## TASK PROMPT
Lines that include the string "placeholder" are the ones to copy from the entries below.

----------------

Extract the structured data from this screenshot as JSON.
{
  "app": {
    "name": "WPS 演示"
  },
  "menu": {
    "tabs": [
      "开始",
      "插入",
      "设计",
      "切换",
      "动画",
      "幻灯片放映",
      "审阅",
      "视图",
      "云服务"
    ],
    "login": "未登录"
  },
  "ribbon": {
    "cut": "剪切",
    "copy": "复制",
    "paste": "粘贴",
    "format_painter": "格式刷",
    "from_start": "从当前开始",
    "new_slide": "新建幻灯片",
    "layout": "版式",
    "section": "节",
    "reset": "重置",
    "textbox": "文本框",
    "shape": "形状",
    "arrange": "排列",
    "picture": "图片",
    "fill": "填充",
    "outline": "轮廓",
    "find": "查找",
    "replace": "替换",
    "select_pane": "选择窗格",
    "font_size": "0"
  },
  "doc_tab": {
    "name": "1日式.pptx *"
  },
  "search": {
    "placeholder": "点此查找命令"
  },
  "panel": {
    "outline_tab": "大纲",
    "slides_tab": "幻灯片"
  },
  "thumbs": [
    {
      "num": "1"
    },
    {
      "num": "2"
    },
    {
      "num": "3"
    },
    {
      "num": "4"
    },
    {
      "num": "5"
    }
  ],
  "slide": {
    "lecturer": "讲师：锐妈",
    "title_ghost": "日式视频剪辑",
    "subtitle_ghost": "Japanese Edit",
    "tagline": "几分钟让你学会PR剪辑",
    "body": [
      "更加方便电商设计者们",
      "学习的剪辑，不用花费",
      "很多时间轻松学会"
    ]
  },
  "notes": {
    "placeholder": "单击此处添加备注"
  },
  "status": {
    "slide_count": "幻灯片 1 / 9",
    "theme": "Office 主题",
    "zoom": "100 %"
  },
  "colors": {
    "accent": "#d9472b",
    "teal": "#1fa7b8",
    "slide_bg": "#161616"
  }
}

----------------

## WRITTEN SOLUTION
    "placeholder": "点此查找命令"
    "placeholder": "单击此处添加备注"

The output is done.